This book is good for pastors to read. It's also good for those who are considering a denominational change. If you are a young pastor, this book will help you understand church government and the model that best fits your leadership style. Each scholar articulates his position well, and all four views are supported by Scripture. No one view appears to be against Scripture. Churches in the First and Second Century may have varied in their approaches, according to the authors. And it's obvious that God uses all four models today. The four are described here but may be summarized in three.
Episcopalian is "hierarchical" with the bishop ordaining each priest or rector in the local church. This model includes churches such as the Catholic Church, Anglican Church, Episcopalian Church, the United Methodist Church, and some Lutheran groups.
Presbyterian is "representative" with presbyters or elders providing the oversight of local churches and pastors. This model includes the Presbyterian Church (USA), Christian Reformed Church, the Assemblies of God, and others.
Congregational is "independent" with the pastor providing the oversight of the local church without any external ecclesiastical authority (or regional district) as found in the other two models. This model includes churches such as the Southern Baptists, General Baptists, Churches of Christ, and other independent churches. (The fourth view is an offshoot of this model but with a plurality of pastors as the authority instead of a single pastor).
If you are considering a denominational change, particularly for leadership reasons, then this book is a must read. It gives insight into how denominations function and why. It will confirm which model best fits your style and goals. Some pastors enjoy climbing ecclesiastical ladders within a denomination, while others enjoy their exclusive focus on the local church.
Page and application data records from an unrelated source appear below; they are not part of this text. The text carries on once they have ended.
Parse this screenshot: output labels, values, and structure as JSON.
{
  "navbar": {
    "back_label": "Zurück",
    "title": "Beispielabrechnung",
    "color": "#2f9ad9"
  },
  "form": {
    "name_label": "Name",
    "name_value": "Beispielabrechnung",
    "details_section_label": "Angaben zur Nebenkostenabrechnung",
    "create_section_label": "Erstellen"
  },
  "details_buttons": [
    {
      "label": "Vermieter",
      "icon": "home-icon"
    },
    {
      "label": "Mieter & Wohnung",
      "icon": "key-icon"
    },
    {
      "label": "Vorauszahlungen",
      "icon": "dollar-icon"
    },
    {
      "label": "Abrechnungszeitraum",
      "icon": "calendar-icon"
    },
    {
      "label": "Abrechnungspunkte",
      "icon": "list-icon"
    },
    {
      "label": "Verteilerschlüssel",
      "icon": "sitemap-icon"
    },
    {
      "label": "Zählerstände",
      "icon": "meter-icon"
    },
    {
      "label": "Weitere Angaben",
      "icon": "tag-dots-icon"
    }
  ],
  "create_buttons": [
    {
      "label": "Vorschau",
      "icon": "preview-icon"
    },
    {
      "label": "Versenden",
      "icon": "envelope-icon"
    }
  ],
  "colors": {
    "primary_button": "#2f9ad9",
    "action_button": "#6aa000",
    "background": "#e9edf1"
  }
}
It may save some pastors years of frustration fighting red tape, while birthing vision in others who desire to oversee a region of churches. It is well written and researched.